With the sudden death of his father, Theo decides to run away to NYC, not wanting to be caught up, once again, in the morass of social services for the social workers are surely coming. Boris does not want to go with him, so he runs off alone, without thinking, and with no other place to go, winds up back at Blackwell and Hobart. There he re-encounters Pippa, and although unattainable, he remains smitten by her for years. Hobie takes him in and is happy to offer any assistance he can. He offers him a far better atmosphere of moral behavior, honor and loyalty than he had ever experienced before. As the years pass, he becomes his apprentice and then his partner. The business thrives. Unfortunately, Theo’s wayward ways follow him and he often confuses what is right from wrong in an attempt to solve his problems. He excuses his acts of betrayal by his need to make things right. For him, the means justify the ends, even when they push the envelope beyond its legal limit.

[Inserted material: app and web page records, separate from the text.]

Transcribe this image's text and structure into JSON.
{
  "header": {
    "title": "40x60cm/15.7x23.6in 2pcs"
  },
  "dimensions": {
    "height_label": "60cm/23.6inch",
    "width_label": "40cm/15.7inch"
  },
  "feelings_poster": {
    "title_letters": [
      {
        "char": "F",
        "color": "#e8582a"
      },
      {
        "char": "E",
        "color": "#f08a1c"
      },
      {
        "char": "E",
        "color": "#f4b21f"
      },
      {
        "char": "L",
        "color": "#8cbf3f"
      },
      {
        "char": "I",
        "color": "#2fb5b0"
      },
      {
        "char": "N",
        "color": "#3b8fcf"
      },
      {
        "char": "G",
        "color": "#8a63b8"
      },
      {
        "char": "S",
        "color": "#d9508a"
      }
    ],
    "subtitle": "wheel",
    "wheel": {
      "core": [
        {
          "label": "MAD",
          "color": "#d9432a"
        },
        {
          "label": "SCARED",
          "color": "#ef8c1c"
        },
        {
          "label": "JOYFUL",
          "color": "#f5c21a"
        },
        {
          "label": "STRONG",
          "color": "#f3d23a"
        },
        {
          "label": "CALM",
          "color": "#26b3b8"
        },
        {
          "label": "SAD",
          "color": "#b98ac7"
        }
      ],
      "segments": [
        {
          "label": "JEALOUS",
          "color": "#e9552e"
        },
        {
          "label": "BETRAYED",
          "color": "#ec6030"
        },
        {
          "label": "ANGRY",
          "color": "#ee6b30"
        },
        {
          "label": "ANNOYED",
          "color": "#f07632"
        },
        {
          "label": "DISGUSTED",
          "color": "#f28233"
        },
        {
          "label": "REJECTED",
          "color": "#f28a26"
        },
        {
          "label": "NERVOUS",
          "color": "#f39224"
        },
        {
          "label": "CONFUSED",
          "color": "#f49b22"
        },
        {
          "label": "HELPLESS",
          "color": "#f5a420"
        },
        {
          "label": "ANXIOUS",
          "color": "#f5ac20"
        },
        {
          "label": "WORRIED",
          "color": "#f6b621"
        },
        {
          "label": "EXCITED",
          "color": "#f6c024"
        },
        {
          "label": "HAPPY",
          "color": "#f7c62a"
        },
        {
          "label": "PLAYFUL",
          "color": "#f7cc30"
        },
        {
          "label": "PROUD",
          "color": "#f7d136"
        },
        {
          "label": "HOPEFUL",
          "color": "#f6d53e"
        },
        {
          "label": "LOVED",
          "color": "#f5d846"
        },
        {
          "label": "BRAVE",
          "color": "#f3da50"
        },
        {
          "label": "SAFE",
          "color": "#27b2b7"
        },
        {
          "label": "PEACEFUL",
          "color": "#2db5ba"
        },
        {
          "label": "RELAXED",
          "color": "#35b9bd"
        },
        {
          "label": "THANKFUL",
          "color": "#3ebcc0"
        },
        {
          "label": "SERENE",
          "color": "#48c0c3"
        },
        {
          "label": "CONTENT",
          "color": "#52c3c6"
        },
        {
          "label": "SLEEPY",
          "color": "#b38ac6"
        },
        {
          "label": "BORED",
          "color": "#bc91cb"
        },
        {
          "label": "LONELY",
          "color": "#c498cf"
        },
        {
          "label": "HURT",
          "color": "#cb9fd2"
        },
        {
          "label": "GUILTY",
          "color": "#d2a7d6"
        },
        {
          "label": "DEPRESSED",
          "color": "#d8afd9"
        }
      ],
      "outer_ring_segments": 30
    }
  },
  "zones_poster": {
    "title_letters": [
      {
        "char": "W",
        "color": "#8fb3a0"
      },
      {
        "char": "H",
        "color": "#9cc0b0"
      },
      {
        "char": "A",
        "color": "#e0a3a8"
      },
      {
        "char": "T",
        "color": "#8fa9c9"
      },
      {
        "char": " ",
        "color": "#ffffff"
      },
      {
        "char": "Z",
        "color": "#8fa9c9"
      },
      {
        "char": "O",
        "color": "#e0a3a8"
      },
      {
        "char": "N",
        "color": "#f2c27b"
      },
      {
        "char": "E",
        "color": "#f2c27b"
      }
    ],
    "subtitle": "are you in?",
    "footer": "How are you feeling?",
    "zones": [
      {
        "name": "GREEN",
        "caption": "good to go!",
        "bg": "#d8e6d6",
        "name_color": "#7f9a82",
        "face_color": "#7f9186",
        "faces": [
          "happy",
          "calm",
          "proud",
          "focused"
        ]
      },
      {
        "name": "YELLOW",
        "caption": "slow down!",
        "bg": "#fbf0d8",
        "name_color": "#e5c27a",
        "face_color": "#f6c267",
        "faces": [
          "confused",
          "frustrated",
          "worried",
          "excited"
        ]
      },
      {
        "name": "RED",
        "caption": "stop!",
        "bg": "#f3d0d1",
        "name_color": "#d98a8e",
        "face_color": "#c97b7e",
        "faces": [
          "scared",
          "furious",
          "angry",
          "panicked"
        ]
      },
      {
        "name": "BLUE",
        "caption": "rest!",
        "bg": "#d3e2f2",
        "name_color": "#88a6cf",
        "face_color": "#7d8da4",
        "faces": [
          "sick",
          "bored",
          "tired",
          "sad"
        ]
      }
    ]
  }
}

In the meantime, still in possession of the painting, he hides it in a storage facility and pretty much puts it out of his mind. Although he wants to return it, He doesn’t know how to proceed. He fears retribution and prison for taking it, in the first place, and is unable to decide what to do with it. Eventually, the decision will be taken out of his hands. From the time of his mother’s , until the time he comes to understand how and why he has floundered about, Theo and the painting are inextricably bound together. He is on a roller-coaster of confusion and uncertainty, often obsessively seeking what he can’t have and finding little satisfaction in what he attains. We bear witness to his world full of death and sadness, destruction and disappointment, unrequited love and unattainable desires.
Dostoevsky’s “The Idiot” is mentioned in the book, and like Prince Myshkin, Theo’s development is altered by the trauma of events in his life, and he too, is immature, eventually abandoning his good intentions for foolish ones because he is unable to make mature moral judgments. How will life work out for Theo?